The bulk of the music is credited to jazz-classical stalwart Julian Joseph and stage composer Richard Taylor, with other pieces by Michael Betteridge, Matthew King, James Redwood, Jenny Gould and Omar Shahryar. In Julian Joseph’s jazzy ballad Duet Of Norman And Edna, a letter exchange is arranged as a beautiful tender classic-sounding jazz ballad. Beginning “Dearest Norman, I miss you so much…” it tugs at the heartstrings. A substantial part of the evening are these “letter songs” adapted by librettist and HMDT Creative Director Tertia Sefton-Green from students’ “letters home” written in workshops. At the 1700-seater Brighton Dome, the kids were grouped in the choir seats behind the stairs and on the gallery seats on either side of the stage, with different groupings singing the letters. These have all the poignancy, humour, sadness, bitterness and gritty historical detail that you would expect, from the blackly humorous “I’m afraid of getting nits so I keep my turban on!” to the heartbreakingly bald statement “I don’t want to be here any more.”

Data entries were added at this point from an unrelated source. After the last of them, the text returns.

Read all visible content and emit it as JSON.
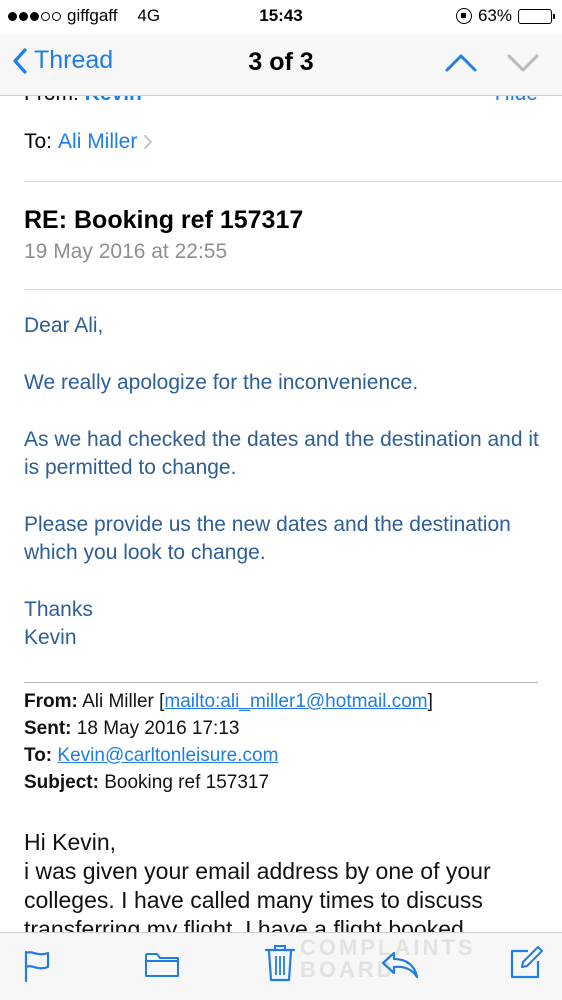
{
  "status_bar": {
    "carrier": "giffgaff",
    "network": "4G",
    "time": "15:43",
    "battery_percent": "63%",
    "battery_level": 0.63
  },
  "nav": {
    "back_label": "Thread",
    "title": "3 of 3"
  },
  "header": {
    "from_label": "From:",
    "from_name": "Kevin",
    "hide_label": "Hide",
    "to_label": "To:",
    "to_name": "Ali Miller",
    "subject": "RE: Booking ref 157317",
    "date": "19 May 2016 at 22:55"
  },
  "body": {
    "paragraphs": [
      "Dear Ali,",
      "We really apologize for the inconvenience.",
      "As we had checked the dates and the destination and it is permitted to change.",
      "Please provide us the new dates and the destination which you look to change.",
      "Thanks",
      "Kevin"
    ]
  },
  "quoted": {
    "from_label": "From:",
    "from_name": "Ali Miller",
    "from_link": "mailto:ali_miller1@hotmail.com",
    "sent_label": "Sent:",
    "sent_value": "18 May 2016 17:13",
    "to_label": "To:",
    "to_value": "Kevin@carltonleisure.com",
    "subject_label": "Subject:",
    "subject_value": "Booking ref 157317",
    "greeting": "Hi Kevin,",
    "text": "i was given your email address by one of your colleges. I have called many times to discuss transferring my flight. I have a flight booked"
  },
  "watermark": {
    "line1": "COMPLAINTS",
    "line2": "BOARD"
  },
  "colors": {
    "accent": "#1f7de3",
    "body_text": "#2e5e96",
    "meta_gray": "#8e8e93"
  },
  "toolbar": {
    "icons": [
      "flag-icon",
      "folder-icon",
      "trash-icon",
      "reply-icon",
      "compose-icon"
    ]
  }
}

The visual image of the two ‘Trench Brothers’ sticks in the mind. Their song Trench Brothers, with its pastiche of the cloyingly chirpy period style, shares a unifying interracial message: “Trench Brothers together/one weapon, one gun.” It works well with the two men, and especially well with all the kids when it’s reprised at the end with all its eminently singable gusto. The children’s singing is irresistibly cute throughout, in spite of the grim subject matter. The injunction in one of the letters to “Be a child while you still can” takes on a breath-shortening urgency and irony sung by 250 children in a world that seems at times only to be getting irredeemably darker.
Arts education organisation HMDT Music have form for taking on projects with big themes – their previous project dealt with the children of the holocaust – but what can we take away the war to end wars that merely became a First World War of two, and of how many more? It’s hard to find much to inspire hope. In a silent phase, in front of a banner of poppies, the children stack their hand-puppets – their bodies – on the stage. At first the moment seems like an awkward longeur, but as the silence lengthens it grows profound. Following a bleak offstage reprise of It’s A Long Way To Rawalpindi, the scene fades to black.
It’s an affecting moment. A century on, historical amnesia seems to have set in among our rulers, again. It’s good that our children are learning about war – the brighter moments as well as the darker – and that they are making the kinds of connections that Trench Brothers draws attention to.
AJ Dehany is based in London and writes independently about music, art and stuff. ajdehany.co.uk
Categories: Live review